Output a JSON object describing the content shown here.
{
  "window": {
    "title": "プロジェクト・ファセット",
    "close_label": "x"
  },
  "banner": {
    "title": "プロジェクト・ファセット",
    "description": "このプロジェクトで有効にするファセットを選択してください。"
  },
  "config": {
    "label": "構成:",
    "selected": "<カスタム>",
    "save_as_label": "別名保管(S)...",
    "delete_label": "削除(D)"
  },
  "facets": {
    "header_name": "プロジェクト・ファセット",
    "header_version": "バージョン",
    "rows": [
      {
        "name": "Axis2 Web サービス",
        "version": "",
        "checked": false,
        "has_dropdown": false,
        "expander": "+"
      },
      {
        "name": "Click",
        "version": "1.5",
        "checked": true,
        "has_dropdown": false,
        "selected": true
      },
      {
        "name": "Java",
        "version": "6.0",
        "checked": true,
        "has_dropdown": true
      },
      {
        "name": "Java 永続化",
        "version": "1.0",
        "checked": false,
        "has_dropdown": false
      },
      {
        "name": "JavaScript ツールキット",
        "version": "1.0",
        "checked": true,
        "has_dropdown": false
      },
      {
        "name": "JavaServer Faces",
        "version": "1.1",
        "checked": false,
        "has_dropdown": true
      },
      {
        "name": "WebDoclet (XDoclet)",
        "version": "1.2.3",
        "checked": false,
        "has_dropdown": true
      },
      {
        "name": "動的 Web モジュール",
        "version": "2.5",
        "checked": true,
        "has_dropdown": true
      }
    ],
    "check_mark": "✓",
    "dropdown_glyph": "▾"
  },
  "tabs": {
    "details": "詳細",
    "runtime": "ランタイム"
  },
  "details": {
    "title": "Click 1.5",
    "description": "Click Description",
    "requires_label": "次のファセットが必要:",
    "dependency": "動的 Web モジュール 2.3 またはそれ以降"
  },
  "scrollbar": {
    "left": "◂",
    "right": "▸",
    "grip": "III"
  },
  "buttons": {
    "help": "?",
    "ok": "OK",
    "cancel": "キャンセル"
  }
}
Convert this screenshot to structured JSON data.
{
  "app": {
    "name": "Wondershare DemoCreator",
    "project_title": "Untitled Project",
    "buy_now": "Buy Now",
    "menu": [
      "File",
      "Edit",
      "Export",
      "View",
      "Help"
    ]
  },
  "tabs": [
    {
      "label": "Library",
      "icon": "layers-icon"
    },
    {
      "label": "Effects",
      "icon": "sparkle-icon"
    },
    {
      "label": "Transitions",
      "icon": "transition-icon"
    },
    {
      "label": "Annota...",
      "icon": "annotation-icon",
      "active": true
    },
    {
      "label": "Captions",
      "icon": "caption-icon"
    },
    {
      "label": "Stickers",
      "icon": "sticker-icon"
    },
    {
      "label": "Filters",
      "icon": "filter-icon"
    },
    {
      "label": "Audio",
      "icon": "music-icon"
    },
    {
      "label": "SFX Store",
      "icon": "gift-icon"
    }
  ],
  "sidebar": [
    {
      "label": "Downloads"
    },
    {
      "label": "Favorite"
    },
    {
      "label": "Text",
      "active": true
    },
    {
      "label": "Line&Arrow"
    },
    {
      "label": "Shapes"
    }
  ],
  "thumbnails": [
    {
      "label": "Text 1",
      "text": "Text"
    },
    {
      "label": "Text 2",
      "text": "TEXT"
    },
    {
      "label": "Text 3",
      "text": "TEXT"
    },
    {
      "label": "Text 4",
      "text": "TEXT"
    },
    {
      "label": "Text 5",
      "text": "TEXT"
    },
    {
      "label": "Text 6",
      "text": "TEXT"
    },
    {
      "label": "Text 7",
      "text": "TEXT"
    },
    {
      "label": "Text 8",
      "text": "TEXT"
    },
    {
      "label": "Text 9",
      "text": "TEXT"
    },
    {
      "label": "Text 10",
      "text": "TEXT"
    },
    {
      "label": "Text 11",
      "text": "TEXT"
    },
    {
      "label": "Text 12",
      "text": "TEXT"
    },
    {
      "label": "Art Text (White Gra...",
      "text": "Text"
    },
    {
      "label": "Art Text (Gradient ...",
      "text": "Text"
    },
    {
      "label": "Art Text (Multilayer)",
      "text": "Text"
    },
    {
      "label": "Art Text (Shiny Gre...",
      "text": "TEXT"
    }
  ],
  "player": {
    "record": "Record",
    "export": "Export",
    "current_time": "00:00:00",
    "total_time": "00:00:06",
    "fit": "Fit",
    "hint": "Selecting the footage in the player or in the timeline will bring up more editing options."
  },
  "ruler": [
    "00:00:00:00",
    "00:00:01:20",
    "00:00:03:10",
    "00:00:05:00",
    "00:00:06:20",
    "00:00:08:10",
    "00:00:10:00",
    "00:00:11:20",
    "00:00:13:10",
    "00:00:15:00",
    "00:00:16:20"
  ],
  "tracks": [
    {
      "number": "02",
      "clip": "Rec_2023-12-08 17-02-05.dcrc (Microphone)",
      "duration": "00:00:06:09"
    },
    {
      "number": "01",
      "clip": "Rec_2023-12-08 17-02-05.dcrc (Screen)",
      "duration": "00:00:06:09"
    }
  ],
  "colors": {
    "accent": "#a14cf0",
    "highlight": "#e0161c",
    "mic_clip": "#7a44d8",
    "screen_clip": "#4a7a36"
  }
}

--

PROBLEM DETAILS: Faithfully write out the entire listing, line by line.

COMPLETED EXERCISE:
Output a JSON object describing the content shown here.
{
  "window": {
    "title": "プロジェクト・ファセット",
    "close_label": "x"
  },
  "banner": {
    "title": "プロジェクト・ファセット",
    "description": "このプロジェクトで有効にするファセットを選択してください。"
  },
  "config": {
    "label": "構成:",
    "selected": "<カスタム>",
    "save_as_label": "別名保管(S)...",
    "delete_label": "削除(D)"
  },
  "facets": {
    "header_name": "プロジェクト・ファセット",
    "header_version": "バージョン",
    "rows": [
      {
        "name": "Axis2 Web サービス",
        "version": "",
        "checked": false,
        "has_dropdown": false,
        "expander": "+"
      },
      {
        "name": "Click",
        "version": "1.5",
        "checked": true,
        "has_dropdown": false,
        "selected": true
      },
      {
        "name": "Java",
        "version": "6.0",
        "checked": true,
        "has_dropdown": true
      },
      {
        "name": "Java 永続化",
        "version": "1.0",
        "checked": false,
        "has_dropdown": false
      },
      {
        "name": "JavaScript ツールキット",
        "version": "1.0",
        "checked": true,
        "has_dropdown": false
      },
      {
        "name": "JavaServer Faces",
        "version": "1.1",
        "checked": false,
        "has_dropdown": true
      },
      {
        "name": "WebDoclet (XDoclet)",
        "version": "1.2.3",
        "checked": false,
        "has_dropdown": true
      },
      {
        "name": "動的 Web モジュール",
        "version": "2.5",
        "checked": true,
        "has_dropdown": true
      }
    ],
    "check_mark": "✓",
    "dropdown_glyph": "▾"
  },
  "tabs": {
    "details": "詳細",
    "runtime": "ランタイム"
  },
  "details": {
    "title": "Click 1.5",
    "description": "Click Description",
    "requires_label": "次のファセットが必要:",
    "dependency": "動的 Web モジュール 2.3 またはそれ以降"
  },
  "scrollbar": {
    "left": "◂",
    "right": "▸",
    "grip": "III"
  },
  "buttons": {
    "help": "?",
    "ok": "OK",
    "cancel": "キャンセル"
  }
}
Convert this screenshot to structured JSON data.
{
  "app": {
    "name": "Wondershare DemoCreator",
    "project_title": "Untitled Project",
    "buy_now": "Buy Now",
    "menu": [
      "File",
      "Edit",
      "Export",
      "View",
      "Help"
    ]
  },
  "tabs": [
    {
      "label": "Library",
      "icon": "layers-icon"
    },
    {
      "label": "Effects",
      "icon": "sparkle-icon"
    },
    {
      "label": "Transitions",
      "icon": "transition-icon"
    },
    {
      "label": "Annota...",
      "icon": "annotation-icon",
      "active": true
    },
    {
      "label": "Captions",
      "icon": "caption-icon"
    },
    {
      "label": "Stickers",
      "icon": "sticker-icon"
    },
    {
      "label": "Filters",
      "icon": "filter-icon"
    },
    {
      "label": "Audio",
      "icon": "music-icon"
    },
    {
      "label": "SFX Store",
      "icon": "gift-icon"
    }
  ],
  "sidebar": [
    {
      "label": "Downloads"
    },
    {
      "label": "Favorite"
    },
    {
      "label": "Text",
      "active": true
    },
    {
      "label": "Line&Arrow"
    },
    {
      "label": "Shapes"
    }
  ],
  "thumbnails": [
    {
      "label": "Text 1",
      "text": "Text"
    },
    {
      "label": "Text 2",
      "text": "TEXT"
    },
    {
      "label": "Text 3",
      "text": "TEXT"
    },
    {
      "label": "Text 4",
      "text": "TEXT"
    },
    {
      "label": "Text 5",
      "text": "TEXT"
    },
    {
      "label": "Text 6",
      "text": "TEXT"
    },
    {
      "label": "Text 7",
      "text": "TEXT"
    },
    {
      "label": "Text 8",
      "text": "TEXT"
    },
    {
      "label": "Text 9",
      "text": "TEXT"
    },
    {
      "label": "Text 10",
      "text": "TEXT"
    },
    {
      "label": "Text 11",
      "text": "TEXT"
    },
    {
      "label": "Text 12",
      "text": "TEXT"
    },
    {
      "label": "Art Text (White Gra...",
      "text": "Text"
    },
    {
      "label": "Art Text (Gradient ...",
      "text": "Text"
    },
    {
      "label": "Art Text (Multilayer)",
      "text": "Text"
    },
    {
      "label": "Art Text (Shiny Gre...",
      "text": "TEXT"
    }
  ],
  "player": {
    "record": "Record",
    "export": "Export",
    "current_time": "00:00:00",
    "total_time": "00:00:06",
    "fit": "Fit",
    "hint": "Selecting the footage in the player or in the timeline will bring up more editing options."
  },
  "ruler": [
    "00:00:00:00",
    "00:00:01:20",
    "00:00:03:10",
    "00:00:05:00",
    "00:00:06:20",
    "00:00:08:10",
    "00:00:10:00",
    "00:00:11:20",
    "00:00:13:10",
    "00:00:15:00",
    "00:00:16:20"
  ],
  "tracks": [
    {
      "number": "02",
      "clip": "Rec_2023-12-08 17-02-05.dcrc (Microphone)",
      "duration": "00:00:06:09"
    },
    {
      "number": "01",
      "clip": "Rec_2023-12-08 17-02-05.dcrc (Screen)",
      "duration": "00:00:06:09"
    }
  ],
  "colors": {
    "accent": "#a14cf0",
    "highlight": "#e0161c",
    "mic_clip": "#7a44d8",
    "screen_clip": "#4a7a36"
  }
}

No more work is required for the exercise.